### Description of the task
Which lines of the records below contain the word "PCINFTAB"? Show each one.

Interface dataset entries
<<<<

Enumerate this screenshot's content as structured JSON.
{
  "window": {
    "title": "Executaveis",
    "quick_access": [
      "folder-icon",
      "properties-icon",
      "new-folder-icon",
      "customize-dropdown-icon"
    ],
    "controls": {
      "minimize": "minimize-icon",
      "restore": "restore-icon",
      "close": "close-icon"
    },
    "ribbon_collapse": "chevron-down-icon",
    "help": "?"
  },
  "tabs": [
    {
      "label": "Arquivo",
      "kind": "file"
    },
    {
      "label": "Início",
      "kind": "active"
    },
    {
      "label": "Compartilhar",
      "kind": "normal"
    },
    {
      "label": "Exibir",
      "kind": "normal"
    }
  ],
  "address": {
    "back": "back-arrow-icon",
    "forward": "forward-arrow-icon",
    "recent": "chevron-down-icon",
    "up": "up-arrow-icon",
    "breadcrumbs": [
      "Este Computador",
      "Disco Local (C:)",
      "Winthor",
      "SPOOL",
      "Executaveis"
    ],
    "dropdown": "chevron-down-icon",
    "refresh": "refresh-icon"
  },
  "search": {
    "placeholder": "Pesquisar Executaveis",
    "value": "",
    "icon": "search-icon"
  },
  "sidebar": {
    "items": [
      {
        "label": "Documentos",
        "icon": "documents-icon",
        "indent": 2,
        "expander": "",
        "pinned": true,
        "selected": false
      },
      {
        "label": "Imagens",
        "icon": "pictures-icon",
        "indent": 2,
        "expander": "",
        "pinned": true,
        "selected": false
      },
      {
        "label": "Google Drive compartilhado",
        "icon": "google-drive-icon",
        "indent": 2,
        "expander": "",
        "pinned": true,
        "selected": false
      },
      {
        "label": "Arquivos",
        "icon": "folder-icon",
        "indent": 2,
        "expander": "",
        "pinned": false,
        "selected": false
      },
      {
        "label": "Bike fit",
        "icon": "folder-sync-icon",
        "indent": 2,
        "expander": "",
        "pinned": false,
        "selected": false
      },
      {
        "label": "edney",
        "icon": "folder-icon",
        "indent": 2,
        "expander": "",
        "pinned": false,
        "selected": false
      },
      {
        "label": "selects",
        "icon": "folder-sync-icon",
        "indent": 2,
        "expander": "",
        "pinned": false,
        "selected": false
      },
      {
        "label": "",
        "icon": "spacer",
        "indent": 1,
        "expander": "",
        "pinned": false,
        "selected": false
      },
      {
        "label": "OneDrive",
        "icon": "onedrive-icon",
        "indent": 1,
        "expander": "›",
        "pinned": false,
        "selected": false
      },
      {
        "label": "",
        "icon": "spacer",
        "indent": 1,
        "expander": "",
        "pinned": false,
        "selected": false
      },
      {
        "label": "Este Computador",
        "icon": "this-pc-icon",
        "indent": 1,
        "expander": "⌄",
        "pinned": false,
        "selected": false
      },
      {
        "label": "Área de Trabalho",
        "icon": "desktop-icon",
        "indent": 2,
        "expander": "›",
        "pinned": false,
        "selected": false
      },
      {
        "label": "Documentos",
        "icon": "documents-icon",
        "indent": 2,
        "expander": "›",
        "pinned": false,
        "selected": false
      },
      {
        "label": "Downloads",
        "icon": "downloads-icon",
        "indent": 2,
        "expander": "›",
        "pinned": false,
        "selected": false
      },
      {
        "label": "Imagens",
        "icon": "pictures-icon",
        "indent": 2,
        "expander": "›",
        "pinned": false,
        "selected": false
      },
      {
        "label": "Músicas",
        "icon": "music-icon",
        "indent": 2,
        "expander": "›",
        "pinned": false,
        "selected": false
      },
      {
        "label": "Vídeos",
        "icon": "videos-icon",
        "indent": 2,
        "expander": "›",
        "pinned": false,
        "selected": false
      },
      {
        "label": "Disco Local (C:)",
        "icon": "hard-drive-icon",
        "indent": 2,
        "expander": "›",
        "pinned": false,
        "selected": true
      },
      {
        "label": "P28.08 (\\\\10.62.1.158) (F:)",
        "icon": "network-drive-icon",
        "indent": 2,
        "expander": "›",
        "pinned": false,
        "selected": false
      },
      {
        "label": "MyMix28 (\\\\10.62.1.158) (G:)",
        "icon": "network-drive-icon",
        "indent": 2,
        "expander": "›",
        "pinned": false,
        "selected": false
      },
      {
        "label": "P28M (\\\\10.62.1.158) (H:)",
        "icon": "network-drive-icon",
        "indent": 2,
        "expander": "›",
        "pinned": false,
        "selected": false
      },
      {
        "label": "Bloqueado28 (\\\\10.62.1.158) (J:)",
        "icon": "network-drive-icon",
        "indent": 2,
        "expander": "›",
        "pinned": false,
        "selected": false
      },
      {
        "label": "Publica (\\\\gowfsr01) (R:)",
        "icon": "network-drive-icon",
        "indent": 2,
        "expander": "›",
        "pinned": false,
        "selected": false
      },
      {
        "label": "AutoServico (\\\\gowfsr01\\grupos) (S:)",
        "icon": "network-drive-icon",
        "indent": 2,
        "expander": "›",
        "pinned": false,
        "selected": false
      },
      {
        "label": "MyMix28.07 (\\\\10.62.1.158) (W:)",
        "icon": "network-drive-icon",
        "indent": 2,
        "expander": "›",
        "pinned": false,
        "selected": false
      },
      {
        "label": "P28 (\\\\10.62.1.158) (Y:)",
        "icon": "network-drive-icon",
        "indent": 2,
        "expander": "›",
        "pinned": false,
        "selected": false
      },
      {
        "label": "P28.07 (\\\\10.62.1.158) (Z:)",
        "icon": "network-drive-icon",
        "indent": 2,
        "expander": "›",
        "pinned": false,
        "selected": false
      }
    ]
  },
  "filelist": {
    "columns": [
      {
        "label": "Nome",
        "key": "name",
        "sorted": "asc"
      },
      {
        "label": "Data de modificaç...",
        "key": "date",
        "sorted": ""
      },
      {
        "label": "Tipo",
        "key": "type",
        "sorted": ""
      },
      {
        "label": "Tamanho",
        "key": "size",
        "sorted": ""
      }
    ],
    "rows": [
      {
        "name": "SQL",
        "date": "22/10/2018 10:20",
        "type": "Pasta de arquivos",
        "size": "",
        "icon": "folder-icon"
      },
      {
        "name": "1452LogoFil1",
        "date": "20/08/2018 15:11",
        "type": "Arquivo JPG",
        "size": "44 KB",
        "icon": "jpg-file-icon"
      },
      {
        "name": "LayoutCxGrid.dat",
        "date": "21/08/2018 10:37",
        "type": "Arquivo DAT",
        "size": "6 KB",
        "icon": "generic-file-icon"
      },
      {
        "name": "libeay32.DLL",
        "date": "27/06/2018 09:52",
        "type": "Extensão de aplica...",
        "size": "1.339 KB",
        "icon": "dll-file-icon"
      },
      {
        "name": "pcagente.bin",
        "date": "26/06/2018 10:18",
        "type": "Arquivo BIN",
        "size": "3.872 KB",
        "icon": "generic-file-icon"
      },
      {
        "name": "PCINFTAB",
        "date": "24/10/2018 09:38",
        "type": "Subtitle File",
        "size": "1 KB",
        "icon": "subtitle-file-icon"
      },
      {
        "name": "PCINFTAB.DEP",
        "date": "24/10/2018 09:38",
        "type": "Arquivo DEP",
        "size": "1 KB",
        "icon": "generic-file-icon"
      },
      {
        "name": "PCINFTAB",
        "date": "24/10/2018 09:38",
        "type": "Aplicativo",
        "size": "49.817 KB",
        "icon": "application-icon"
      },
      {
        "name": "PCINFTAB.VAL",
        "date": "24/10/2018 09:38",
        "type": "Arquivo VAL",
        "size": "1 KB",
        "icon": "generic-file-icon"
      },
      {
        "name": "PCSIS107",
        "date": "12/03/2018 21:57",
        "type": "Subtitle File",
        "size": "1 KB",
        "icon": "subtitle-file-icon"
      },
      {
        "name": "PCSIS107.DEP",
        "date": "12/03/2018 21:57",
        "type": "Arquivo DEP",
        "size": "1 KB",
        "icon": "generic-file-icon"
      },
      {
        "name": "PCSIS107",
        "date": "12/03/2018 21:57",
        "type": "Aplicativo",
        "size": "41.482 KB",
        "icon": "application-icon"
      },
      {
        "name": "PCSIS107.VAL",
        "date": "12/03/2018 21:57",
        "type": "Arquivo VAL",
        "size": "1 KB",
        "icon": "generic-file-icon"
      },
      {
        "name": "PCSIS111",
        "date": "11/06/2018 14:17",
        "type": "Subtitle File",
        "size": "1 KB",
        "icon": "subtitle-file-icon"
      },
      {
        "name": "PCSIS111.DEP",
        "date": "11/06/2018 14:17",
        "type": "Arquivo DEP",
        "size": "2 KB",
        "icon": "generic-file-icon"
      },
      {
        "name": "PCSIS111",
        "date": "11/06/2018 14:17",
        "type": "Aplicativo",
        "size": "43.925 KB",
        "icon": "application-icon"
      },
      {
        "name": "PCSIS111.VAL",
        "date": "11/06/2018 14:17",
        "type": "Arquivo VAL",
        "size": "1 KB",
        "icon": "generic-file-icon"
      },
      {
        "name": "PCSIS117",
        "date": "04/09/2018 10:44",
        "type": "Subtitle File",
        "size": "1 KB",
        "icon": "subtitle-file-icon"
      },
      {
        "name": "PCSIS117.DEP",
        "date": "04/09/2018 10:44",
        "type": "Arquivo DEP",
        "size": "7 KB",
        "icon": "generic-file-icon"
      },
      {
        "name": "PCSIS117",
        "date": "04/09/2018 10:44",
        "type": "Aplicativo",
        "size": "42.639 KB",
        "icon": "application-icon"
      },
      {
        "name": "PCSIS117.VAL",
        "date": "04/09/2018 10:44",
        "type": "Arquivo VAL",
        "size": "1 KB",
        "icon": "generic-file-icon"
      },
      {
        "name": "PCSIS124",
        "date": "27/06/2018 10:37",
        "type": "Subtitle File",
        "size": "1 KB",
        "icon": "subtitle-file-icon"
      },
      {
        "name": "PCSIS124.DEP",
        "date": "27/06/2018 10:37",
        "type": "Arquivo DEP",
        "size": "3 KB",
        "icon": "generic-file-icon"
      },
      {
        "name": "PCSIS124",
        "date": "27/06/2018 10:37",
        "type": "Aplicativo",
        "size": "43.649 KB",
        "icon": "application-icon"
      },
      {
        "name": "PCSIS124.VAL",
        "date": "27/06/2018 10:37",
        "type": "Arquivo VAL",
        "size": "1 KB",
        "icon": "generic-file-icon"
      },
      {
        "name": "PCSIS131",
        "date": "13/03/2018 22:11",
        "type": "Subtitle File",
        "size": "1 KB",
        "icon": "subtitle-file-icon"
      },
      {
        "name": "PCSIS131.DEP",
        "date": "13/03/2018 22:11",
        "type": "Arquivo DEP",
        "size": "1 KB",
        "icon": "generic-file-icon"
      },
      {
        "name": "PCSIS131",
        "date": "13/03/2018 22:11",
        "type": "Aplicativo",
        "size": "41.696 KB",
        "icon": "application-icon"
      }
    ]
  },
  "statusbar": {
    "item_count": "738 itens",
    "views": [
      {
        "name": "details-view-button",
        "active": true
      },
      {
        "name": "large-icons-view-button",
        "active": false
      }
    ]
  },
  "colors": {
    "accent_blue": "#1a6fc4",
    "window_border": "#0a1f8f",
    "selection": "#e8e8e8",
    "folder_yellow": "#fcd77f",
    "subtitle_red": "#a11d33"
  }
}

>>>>

### Solution
        "name": "PCINFTAB",
        "name": "PCINFTAB.DEP",
        "name": "PCINFTAB",
        "name": "PCINFTAB.VAL",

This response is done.